Where does the string "Network" appear in the records? Copy each line that holds it.

***** Dataset records *****

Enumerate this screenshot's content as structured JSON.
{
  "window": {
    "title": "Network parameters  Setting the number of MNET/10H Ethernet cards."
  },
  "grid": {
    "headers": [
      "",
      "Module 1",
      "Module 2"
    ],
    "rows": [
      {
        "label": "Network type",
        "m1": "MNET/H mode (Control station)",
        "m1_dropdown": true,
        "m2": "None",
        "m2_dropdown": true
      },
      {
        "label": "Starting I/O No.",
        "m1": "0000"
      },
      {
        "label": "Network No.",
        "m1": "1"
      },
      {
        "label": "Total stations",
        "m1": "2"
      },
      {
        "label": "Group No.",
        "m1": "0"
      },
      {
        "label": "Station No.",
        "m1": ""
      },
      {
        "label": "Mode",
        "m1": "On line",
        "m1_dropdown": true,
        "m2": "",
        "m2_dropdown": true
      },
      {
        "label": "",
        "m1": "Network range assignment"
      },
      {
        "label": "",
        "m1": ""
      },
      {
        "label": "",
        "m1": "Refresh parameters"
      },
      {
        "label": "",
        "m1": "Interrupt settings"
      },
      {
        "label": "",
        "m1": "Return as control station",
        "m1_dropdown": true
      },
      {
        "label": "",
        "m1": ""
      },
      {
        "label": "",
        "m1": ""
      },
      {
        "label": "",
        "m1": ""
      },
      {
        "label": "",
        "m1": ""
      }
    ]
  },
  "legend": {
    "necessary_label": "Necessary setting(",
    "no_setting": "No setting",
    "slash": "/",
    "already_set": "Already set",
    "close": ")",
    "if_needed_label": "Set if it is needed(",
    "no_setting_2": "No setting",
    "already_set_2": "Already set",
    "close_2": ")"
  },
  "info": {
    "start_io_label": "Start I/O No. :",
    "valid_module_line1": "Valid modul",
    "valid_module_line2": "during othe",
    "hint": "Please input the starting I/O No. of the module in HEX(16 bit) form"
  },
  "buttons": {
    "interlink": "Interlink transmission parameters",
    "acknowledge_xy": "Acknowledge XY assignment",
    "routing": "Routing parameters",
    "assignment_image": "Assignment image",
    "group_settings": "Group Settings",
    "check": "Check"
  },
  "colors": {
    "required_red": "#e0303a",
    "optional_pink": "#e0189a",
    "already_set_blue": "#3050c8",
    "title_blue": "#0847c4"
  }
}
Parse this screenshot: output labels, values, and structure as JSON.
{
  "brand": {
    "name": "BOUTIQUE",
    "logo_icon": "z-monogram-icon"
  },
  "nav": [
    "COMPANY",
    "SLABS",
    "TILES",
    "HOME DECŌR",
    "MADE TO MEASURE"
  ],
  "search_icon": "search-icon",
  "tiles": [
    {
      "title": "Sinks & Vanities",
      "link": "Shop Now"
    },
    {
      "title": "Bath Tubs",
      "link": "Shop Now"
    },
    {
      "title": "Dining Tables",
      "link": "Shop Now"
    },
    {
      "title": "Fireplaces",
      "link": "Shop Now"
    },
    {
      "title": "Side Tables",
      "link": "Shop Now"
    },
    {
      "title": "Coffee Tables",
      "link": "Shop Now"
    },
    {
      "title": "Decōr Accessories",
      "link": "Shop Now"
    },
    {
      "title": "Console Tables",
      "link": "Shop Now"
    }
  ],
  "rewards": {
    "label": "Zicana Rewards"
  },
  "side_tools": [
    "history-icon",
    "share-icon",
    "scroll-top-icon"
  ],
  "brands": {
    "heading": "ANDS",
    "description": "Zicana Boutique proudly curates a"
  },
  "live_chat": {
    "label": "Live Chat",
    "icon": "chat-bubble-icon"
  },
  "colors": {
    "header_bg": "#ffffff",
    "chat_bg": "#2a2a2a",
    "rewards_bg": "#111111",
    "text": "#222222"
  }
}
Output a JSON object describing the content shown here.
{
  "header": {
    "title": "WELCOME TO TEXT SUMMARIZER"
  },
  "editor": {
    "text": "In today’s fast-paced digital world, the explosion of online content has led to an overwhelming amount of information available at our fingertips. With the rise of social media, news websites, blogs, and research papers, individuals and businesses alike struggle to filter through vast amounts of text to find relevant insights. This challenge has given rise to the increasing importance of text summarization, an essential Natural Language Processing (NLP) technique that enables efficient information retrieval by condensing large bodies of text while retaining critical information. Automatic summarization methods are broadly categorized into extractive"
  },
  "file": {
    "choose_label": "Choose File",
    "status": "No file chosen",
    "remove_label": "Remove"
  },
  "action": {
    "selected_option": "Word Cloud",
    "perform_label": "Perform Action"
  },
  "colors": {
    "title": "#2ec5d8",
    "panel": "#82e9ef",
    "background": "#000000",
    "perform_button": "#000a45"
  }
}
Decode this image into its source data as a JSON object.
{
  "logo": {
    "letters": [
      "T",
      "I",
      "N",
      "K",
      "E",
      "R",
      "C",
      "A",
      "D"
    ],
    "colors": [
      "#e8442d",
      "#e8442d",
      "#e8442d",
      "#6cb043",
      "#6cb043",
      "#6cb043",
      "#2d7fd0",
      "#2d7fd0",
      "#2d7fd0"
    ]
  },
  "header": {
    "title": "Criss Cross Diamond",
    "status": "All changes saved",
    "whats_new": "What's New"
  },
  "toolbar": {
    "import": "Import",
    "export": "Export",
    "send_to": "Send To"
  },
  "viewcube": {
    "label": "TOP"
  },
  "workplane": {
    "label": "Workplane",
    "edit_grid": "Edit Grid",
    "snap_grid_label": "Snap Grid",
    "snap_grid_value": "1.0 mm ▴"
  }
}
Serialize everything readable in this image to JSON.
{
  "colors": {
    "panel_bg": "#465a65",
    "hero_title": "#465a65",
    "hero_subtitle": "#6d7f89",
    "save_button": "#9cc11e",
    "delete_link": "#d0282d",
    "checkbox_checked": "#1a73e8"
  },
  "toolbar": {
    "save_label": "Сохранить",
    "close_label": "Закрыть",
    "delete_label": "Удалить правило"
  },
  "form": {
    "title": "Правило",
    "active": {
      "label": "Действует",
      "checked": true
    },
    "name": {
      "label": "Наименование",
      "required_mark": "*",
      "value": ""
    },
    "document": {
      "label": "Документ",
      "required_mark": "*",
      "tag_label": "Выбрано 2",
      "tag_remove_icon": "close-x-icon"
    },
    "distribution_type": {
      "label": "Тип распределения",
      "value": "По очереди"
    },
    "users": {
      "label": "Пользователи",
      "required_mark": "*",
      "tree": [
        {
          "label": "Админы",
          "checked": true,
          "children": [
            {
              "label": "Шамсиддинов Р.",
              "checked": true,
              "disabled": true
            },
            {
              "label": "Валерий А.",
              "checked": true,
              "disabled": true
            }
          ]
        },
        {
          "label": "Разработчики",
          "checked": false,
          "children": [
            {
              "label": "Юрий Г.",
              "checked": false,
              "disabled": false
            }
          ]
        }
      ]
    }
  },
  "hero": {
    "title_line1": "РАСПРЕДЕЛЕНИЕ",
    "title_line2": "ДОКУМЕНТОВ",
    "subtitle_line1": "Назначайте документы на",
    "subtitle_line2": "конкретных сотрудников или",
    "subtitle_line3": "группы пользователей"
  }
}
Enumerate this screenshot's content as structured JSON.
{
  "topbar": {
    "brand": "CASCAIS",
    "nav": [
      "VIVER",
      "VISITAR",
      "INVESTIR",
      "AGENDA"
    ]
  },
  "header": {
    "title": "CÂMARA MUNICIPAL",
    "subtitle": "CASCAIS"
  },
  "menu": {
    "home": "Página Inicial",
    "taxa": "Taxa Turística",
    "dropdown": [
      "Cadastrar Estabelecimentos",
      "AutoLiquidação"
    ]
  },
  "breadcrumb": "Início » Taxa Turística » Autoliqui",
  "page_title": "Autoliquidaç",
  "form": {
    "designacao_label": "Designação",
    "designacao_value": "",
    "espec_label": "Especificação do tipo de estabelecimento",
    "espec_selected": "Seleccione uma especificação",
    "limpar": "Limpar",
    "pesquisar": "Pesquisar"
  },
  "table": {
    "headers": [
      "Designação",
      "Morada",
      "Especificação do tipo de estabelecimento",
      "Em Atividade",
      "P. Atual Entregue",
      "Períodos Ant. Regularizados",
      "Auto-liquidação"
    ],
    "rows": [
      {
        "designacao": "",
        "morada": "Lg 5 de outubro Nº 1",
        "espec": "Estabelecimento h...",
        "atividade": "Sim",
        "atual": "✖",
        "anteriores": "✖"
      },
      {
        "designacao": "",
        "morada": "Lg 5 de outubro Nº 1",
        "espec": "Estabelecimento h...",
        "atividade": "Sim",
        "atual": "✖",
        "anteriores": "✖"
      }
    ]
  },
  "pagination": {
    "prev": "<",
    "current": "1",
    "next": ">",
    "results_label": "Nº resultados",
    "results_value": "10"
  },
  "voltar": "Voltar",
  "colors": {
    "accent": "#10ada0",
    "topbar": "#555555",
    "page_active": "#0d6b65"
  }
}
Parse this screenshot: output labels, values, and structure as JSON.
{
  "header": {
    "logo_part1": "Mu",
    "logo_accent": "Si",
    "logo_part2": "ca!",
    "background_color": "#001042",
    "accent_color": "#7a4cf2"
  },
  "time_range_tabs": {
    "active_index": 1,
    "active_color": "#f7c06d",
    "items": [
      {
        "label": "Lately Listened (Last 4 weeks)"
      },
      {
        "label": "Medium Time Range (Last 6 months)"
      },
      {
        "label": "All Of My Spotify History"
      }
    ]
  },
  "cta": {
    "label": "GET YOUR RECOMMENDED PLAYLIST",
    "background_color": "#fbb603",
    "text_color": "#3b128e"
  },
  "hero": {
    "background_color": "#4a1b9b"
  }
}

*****

Written answer.
    "title": "Network parameters  Setting the number of MNET/10H Ethernet cards."
        "label": "Network type",
        "label": "Network No.",
        "m1": "Network range assignment"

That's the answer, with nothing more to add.